We are here today to recall the ministry and martyrdom of three men: Nicholas Ridley was a chaplain to Henry the Eighth and eventually the Bishop of Rochester. He was part of the group who drew up the first English Book of Common Prayer. Hugh Latimer was the Bishop of Worcester, a reformer who resigned under Henry the Eighth and was tried for heresy and sentenced to death under Mary. He was burned with Ridley on the 16th of October 1555 and assured his immortality that day with the line: "Be of good Cheer, Master Ridley,…. For we shall this day light such a candle in England as I trust by God’s grace will never be put out."
Thomas Cranmer, in addition to be being the chief architect of much of the Prayer Book we use today, was the Archbishop both under Henry and Edward his son. The accession of Mary put him in the difficult position of obeying a monarch who reigned, he believed, as ordained by God, and who commanded him to return to a Roman Church. he could no longer serve. The path he traveled took him in the same direction as Ridley and Latimore, but because of his political acumen, it took a bit longer, and perhaps enabled him to do more lasting work. As one historian writes: "The extreme prudence of Cranmer, his timidity, his want of decision, his pliability, deplorable in certain cases,preserved him under the government….and thus saved, with his own life, the work for which he was required." He was burned on March 21, 1556.
Now this is no longer that world. You might get fired from a job, be on the hot seat from a boss or a committee, you might even have to jump through hoops in the various processes of the church, but it is unlikely you will have to go through fire. We now live, as T.S. Eliot writes, in "an age of
moderate vice and moderate virtue, when men will not lay down the cross because they will never assume it." And here in Berkeley, at the start of the 21st century, we reside in a calm and tepid climate and a lukewarm, post-Christian world, on the left margin of the prevailing power structure; a place where it is easy to overlook the fact that the church is more than a voluntary organization; that it is necessarily born out of, takes its place in, and is constituted by repeated onslaughts of life and death, flesh and blood, water and fire.
The fiery business of living and dying has come to be an invisible strata of modern American life, something hidden and often a little shameful. Lenny Bruce, the sixties comedian, called death "the last great obscenity in America." And yet it is death that calls to be reckoned with, that is at the heart of our spiritual life. the heart of living and dying.

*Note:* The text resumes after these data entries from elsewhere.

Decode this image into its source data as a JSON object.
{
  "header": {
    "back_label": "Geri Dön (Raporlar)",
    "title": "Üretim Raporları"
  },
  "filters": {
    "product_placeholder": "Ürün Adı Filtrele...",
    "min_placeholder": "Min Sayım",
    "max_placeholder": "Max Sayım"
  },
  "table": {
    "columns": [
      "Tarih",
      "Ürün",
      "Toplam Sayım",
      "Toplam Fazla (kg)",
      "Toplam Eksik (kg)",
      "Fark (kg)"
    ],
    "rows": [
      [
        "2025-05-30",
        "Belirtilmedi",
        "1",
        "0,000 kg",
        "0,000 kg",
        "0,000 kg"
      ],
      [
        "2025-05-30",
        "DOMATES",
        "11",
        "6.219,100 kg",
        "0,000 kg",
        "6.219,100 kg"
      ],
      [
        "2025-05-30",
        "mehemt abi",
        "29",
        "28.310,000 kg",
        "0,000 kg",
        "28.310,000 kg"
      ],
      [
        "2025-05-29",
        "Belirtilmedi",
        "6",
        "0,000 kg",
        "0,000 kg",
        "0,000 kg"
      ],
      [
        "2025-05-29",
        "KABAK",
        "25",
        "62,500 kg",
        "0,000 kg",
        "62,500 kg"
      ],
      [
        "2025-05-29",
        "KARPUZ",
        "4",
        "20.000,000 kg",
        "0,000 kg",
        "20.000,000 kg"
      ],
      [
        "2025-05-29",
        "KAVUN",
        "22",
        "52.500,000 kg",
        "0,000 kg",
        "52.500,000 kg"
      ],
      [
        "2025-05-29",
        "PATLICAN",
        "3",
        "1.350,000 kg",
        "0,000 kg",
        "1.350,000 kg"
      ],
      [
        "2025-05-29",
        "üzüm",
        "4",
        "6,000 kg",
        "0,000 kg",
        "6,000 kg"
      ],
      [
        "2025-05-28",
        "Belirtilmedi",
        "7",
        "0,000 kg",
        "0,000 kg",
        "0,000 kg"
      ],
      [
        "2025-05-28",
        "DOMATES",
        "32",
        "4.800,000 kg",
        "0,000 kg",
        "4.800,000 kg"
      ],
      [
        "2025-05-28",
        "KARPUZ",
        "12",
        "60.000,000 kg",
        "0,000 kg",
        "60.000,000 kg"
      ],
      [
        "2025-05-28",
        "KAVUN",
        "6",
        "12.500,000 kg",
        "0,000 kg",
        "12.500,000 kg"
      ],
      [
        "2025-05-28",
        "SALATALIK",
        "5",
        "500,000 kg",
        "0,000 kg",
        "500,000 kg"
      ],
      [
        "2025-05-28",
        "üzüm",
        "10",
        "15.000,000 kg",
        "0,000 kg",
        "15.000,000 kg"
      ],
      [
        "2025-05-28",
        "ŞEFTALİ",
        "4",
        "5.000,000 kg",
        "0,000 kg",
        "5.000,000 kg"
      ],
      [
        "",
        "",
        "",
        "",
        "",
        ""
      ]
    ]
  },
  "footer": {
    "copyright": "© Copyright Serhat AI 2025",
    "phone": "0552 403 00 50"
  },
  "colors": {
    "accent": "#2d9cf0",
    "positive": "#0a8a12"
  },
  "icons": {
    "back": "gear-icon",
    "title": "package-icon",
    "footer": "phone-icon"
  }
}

Death. Whether with the family gathered around the bedside, alone in the board and care, or with assembled crowds at a noisy bonfire; as well as the subtler deaths, the death of relationships, convictions, or love, or faith, or hope. Death is also, perhaps, the locus of something else. But my question is, how do you do
death? Where do you catch fire?
A year and half ago, three months before I came to CDSP, I became a short-term resident of the San Francisco Zen Center, partly because of my love for Thomas Merton, partly because I am so noisy for a contemplative, and partly, because of the death of several close family members and a brush with cancer (a melanoma that was contained), I was going a slow healing from tough wounds. And I thought that two hours of zazen meditation a day would hasten healing, calm me down. Fix me up. Major wrong move. Meditation is a cool way to allow the spirit to warm your heart, but it isn’t easy. All the pain jumped into the silence and the stillness and claimed allegiance, made noise, asked to be heard,. But after a time it got a little better and one day I was sitting there with a measure of peace, alone in the silence facing the wall in the morning silence of the Zendo when it hit me: this might be the way I meet my own death, death would be like this, I was facing the blank wall of my death. But it was also the same as the moment of birth, a vast opening, a breath of fresh air. And I knew that God is in either place, up against every wall and every threshold. at all times, in each death, peeling away the evasions and burning away all that is superfluous, abiding in all that is eternal, so that finally all that is mortal may be swallowed up by life.
So as every martyr’s death is a point of new creation is well as a kind of death in the old order; so every holocaust of the old, is a sort of Pentecost, a fire-work in which the spirit continues to brood over and refines creation;. a flaming birth of new possibility.
Cranmer writes this at the end of his life. "I have learned by experience that God never shines forth more brightly, and pours out the beams of his mercy and consolation, or of strength and firmness of spirit, more clearly impressively upon the minds of his people, than when they are under the most pain and distress."
We come here to taste death and learn life, to be warmed in the light of the saints and the martyrs. To catch fire for the kingdom .So come in further this morning, live and dwell into the deepest contradictions of your life and times, and combust there by the grace of God. And bring it all to the table, so that you may be reborn, again and again and again.
In the name of Christ.
The Feast of Hugh Latimer, Nicholas Ridley, Thomas Cranmer.
Bishops and Archbishop, 1555,1556
All Saints’ Chapel
Church Divinity School of the Pacific
October 16, 2000
Robert Whalley, Visiting Chaplain